[Dataset rows for apps and sites]

----------

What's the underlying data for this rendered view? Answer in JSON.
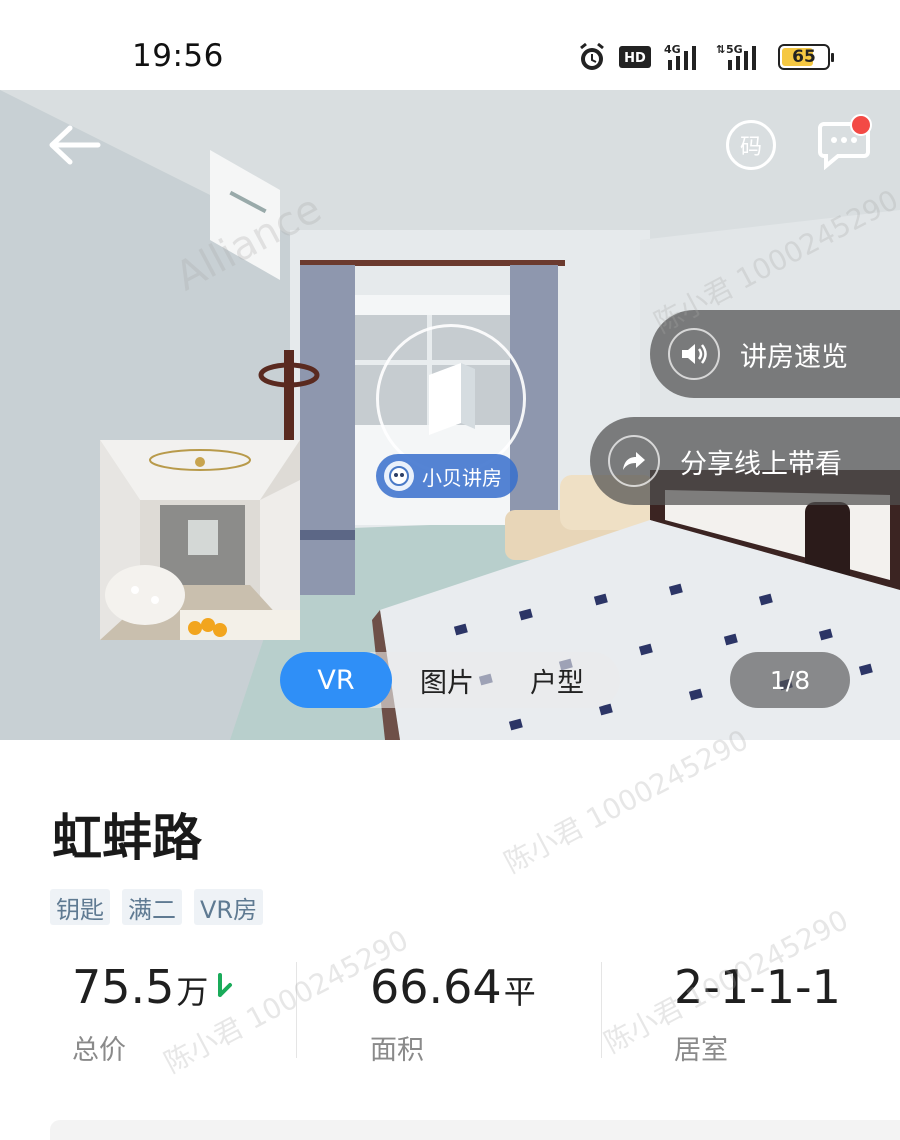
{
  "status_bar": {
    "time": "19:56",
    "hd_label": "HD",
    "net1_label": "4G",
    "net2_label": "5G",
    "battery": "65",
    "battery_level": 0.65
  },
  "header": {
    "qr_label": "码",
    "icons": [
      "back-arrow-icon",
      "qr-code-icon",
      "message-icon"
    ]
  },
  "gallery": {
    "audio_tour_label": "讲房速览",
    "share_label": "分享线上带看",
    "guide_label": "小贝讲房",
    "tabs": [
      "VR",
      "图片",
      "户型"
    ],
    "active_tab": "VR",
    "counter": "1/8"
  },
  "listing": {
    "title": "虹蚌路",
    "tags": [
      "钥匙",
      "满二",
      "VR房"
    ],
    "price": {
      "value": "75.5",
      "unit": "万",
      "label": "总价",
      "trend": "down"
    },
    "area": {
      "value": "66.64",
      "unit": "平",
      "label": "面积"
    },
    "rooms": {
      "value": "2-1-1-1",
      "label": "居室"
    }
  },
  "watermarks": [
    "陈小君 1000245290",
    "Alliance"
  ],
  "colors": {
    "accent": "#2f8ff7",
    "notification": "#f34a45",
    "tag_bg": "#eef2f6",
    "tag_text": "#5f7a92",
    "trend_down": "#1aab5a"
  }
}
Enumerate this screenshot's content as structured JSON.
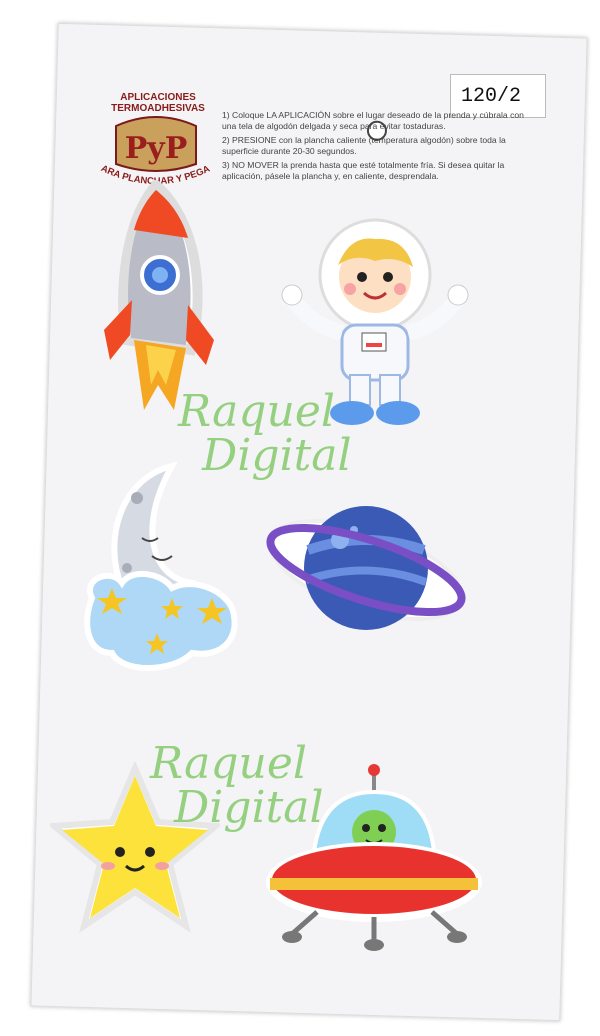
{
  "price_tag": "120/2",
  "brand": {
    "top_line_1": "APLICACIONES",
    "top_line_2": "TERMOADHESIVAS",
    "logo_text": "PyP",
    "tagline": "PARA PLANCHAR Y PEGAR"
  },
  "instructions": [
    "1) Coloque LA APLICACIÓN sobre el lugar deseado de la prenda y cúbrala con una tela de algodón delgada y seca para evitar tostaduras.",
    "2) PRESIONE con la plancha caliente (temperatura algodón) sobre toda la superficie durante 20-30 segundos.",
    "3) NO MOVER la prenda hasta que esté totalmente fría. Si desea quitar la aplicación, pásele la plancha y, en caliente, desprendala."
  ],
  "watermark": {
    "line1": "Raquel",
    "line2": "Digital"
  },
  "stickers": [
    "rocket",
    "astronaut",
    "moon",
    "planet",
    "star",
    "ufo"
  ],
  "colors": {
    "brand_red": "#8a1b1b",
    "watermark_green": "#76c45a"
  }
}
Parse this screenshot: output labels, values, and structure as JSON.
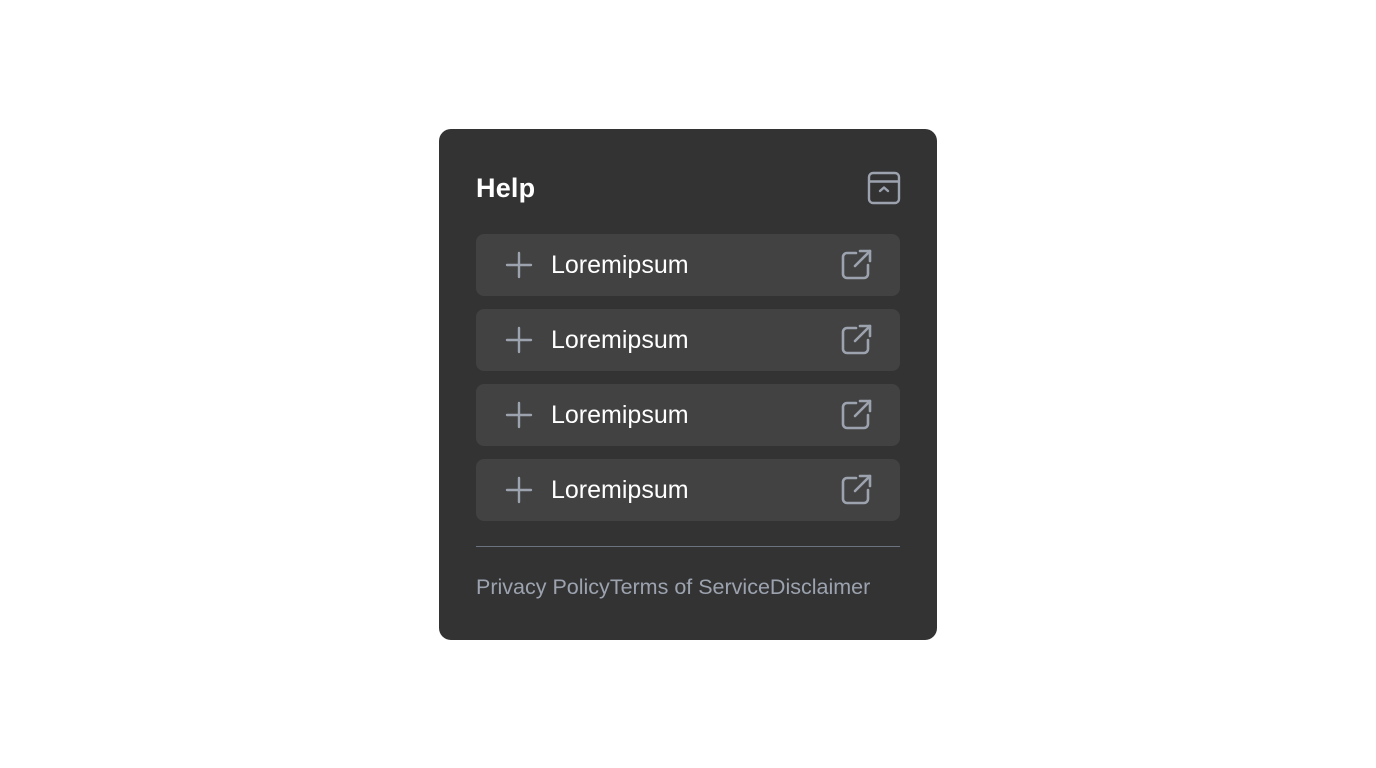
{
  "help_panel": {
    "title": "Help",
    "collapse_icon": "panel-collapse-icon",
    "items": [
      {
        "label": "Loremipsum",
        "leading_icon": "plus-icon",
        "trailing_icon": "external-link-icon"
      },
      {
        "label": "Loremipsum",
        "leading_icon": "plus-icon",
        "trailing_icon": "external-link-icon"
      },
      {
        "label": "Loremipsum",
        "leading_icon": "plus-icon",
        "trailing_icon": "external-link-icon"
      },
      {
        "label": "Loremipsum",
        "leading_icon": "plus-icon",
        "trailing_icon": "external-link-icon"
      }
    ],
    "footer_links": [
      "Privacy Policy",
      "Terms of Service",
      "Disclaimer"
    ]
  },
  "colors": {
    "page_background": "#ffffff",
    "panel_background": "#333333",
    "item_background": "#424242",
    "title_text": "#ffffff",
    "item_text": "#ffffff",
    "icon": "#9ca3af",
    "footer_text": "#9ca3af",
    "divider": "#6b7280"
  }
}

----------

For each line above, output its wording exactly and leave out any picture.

### Reply:
What's the underlying data for this rendered view? Answer in JSON.
{
  "status_bar": {
    "time": "19:56",
    "hd_label": "HD",
    "net1_label": "4G",
    "net2_label": "5G",
    "battery": "65",
    "battery_level": 0.65
  },
  "header": {
    "qr_label": "码",
    "icons": [
      "back-arrow-icon",
      "qr-code-icon",
      "message-icon"
    ]
  },
  "gallery": {
    "audio_tour_label": "讲房速览",
    "share_label": "分享线上带看",
    "guide_label": "小贝讲房",
    "tabs": [
      "VR",
      "图片",
      "户型"
    ],
    "active_tab": "VR",
    "counter": "1/8"
  },
  "listing": {
    "title": "虹蚌路",
    "tags": [
      "钥匙",
      "满二",
      "VR房"
    ],
    "price": {
      "value": "75.5",
      "unit": "万",
      "label": "总价",
      "trend": "down"
    },
    "area": {
      "value": "66.64",
      "unit": "平",
      "label": "面积"
    },
    "rooms": {
      "value": "2-1-1-1",
      "label": "居室"
    }
  },
  "watermarks": [
    "陈小君 1000245290",
    "Alliance"
  ],
  "colors": {
    "accent": "#2f8ff7",
    "notification": "#f34a45",
    "tag_bg": "#eef2f6",
    "tag_text": "#5f7a92",
    "trend_down": "#1aab5a"
  }
}
Enumerate this screenshot's content as structured JSON.
{
  "price_tag": "120/2",
  "brand": {
    "top_line_1": "APLICACIONES",
    "top_line_2": "TERMOADHESIVAS",
    "logo_text": "PyP",
    "tagline": "PARA PLANCHAR Y PEGAR"
  },
  "instructions": [
    "1) Coloque LA APLICACIÓN sobre el lugar deseado de la prenda y cúbrala con una tela de algodón delgada y seca para evitar tostaduras.",
    "2) PRESIONE con la plancha caliente (temperatura algodón) sobre toda la superficie durante 20-30 segundos.",
    "3) NO MOVER la prenda hasta que esté totalmente fría. Si desea quitar la aplicación, pásele la plancha y, en caliente, desprendala."
  ],
  "watermark": {
    "line1": "Raquel",
    "line2": "Digital"
  },
  "stickers": [
    "rocket",
    "astronaut",
    "moon",
    "planet",
    "star",
    "ufo"
  ],
  "colors": {
    "brand_red": "#8a1b1b",
    "watermark_green": "#76c45a"
  }
}
Parse this screenshot: output labels, values, and structure as JSON.
{
  "help_panel": {
    "title": "Help",
    "collapse_icon": "panel-collapse-icon",
    "items": [
      {
        "label": "Loremipsum",
        "leading_icon": "plus-icon",
        "trailing_icon": "external-link-icon"
      },
      {
        "label": "Loremipsum",
        "leading_icon": "plus-icon",
        "trailing_icon": "external-link-icon"
      },
      {
        "label": "Loremipsum",
        "leading_icon": "plus-icon",
        "trailing_icon": "external-link-icon"
      },
      {
        "label": "Loremipsum",
        "leading_icon": "plus-icon",
        "trailing_icon": "external-link-icon"
      }
    ],
    "footer_links": [
      "Privacy Policy",
      "Terms of Service",
      "Disclaimer"
    ]
  },
  "colors": {
    "page_background": "#ffffff",
    "panel_background": "#333333",
    "item_background": "#424242",
    "title_text": "#ffffff",
    "item_text": "#ffffff",
    "icon": "#9ca3af",
    "footer_text": "#9ca3af",
    "divider": "#6b7280"
  }
}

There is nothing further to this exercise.